Start of Records for the task
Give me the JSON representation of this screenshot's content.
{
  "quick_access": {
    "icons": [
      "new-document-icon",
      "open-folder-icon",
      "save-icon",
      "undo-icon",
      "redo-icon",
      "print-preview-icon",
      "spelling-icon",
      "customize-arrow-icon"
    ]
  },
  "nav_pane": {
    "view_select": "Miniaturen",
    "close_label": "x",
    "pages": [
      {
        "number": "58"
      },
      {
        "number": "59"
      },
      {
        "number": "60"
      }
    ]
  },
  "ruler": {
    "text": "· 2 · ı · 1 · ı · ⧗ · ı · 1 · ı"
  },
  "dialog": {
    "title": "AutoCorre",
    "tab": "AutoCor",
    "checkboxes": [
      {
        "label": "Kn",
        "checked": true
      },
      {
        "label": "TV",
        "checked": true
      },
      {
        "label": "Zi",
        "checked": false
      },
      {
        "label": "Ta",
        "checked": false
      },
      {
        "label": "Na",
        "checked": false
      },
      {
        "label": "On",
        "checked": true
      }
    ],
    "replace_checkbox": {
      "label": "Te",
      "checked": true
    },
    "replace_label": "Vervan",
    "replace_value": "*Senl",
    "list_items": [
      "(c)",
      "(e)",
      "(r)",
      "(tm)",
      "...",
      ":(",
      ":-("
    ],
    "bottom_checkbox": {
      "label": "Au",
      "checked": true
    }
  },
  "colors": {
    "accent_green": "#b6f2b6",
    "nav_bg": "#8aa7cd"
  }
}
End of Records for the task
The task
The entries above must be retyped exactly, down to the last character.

Task solution
Give me the JSON representation of this screenshot's content.
{
  "quick_access": {
    "icons": [
      "new-document-icon",
      "open-folder-icon",
      "save-icon",
      "undo-icon",
      "redo-icon",
      "print-preview-icon",
      "spelling-icon",
      "customize-arrow-icon"
    ]
  },
  "nav_pane": {
    "view_select": "Miniaturen",
    "close_label": "x",
    "pages": [
      {
        "number": "58"
      },
      {
        "number": "59"
      },
      {
        "number": "60"
      }
    ]
  },
  "ruler": {
    "text": "· 2 · ı · 1 · ı · ⧗ · ı · 1 · ı"
  },
  "dialog": {
    "title": "AutoCorre",
    "tab": "AutoCor",
    "checkboxes": [
      {
        "label": "Kn",
        "checked": true
      },
      {
        "label": "TV",
        "checked": true
      },
      {
        "label": "Zi",
        "checked": false
      },
      {
        "label": "Ta",
        "checked": false
      },
      {
        "label": "Na",
        "checked": false
      },
      {
        "label": "On",
        "checked": true
      }
    ],
    "replace_checkbox": {
      "label": "Te",
      "checked": true
    },
    "replace_label": "Vervan",
    "replace_value": "*Senl",
    "list_items": [
      "(c)",
      "(e)",
      "(r)",
      "(tm)",
      "...",
      ":(",
      ":-("
    ],
    "bottom_checkbox": {
      "label": "Au",
      "checked": true
    }
  },
  "colors": {
    "accent_green": "#b6f2b6",
    "nav_bg": "#8aa7cd"
  }
}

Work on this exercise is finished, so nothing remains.